The southwest part of the island seems like one giant beach; this is where virtually all the resorts sit, serenely facing Preston Bay and South Hole Sound. But there are several other unspoiled, usually deserted strands that beckon beachcombers, all the sand having the same delicate hue of Cristal Champagne and just as apt to make you feel giddy.
Blossom Village Park.…Developed by the local chapter of the National Trust, this site of the first, albeit temporary, Cayman Islands settlement in the 1660s is lined with traditional cottages; bricks are dedicated to old-time residents and longtime repeat guests. There are picnic tables, a playground, and a dock. The beach is small but has plenty of shade trees, good snorkeling, and calm water. Amenities: none. Best for: snorkeling; swimming. | Little Cayman.
Owen Island.…This private, forested island can be reached by rowboat, kayak, or an ambitious 200-yard swim. Anyone is welcome to come across and enjoy the deserted beaches and excellent snorkeling. Nudity is forbidden as “idle and disorderly” in the Cayman Islands, though that doesn’t always stop skinny-dippers (who may not realize they can be seen quite easily from shore on the strands facing Little Cayman). Amenities: none. Best for: snorkeling; solitude; swimming. | Little Cayman.

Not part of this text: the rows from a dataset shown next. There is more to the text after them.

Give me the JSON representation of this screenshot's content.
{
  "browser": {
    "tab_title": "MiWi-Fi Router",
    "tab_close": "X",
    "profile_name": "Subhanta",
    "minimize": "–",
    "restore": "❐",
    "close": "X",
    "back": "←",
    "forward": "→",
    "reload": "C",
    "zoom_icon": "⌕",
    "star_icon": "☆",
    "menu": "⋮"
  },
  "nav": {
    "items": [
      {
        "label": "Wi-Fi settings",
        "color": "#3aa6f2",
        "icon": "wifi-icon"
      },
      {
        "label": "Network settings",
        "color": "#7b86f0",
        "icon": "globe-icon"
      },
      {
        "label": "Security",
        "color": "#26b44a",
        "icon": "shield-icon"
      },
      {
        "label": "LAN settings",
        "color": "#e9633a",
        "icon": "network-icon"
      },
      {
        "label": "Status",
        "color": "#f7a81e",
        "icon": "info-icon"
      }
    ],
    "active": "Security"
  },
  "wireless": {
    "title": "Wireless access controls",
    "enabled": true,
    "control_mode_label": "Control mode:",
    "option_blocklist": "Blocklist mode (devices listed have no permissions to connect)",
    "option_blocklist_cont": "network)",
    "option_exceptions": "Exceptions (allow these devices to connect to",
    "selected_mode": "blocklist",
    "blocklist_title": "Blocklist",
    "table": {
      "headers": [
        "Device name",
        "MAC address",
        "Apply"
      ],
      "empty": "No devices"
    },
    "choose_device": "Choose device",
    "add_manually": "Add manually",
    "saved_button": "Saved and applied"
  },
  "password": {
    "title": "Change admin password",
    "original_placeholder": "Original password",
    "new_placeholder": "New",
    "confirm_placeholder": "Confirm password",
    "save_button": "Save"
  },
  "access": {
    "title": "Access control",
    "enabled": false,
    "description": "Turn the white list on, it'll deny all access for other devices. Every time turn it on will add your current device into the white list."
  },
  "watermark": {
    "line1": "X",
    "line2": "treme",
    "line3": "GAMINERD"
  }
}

Point of Sand.…Stretching over a mile on the easternmost point of the island, this secluded beach is great for wading, shell collecting, and snorkeling. On a clear day you can see 7 miles (11 km) across to Cayman Brac. It serves as a green- and loggerhead turtle nesting site in spring, and a marvelous mosaic of coral gardens blooms just offshore. It’s magical, especially at moonrise, when it earns its nickname, Lovers’ Beach. There’s a palapa for shade but no facilities. The current can be strong, so watch the kids carefully. Amenities: none. Best for: snorkeling; solitude; sunset; walking. | Little Cayman.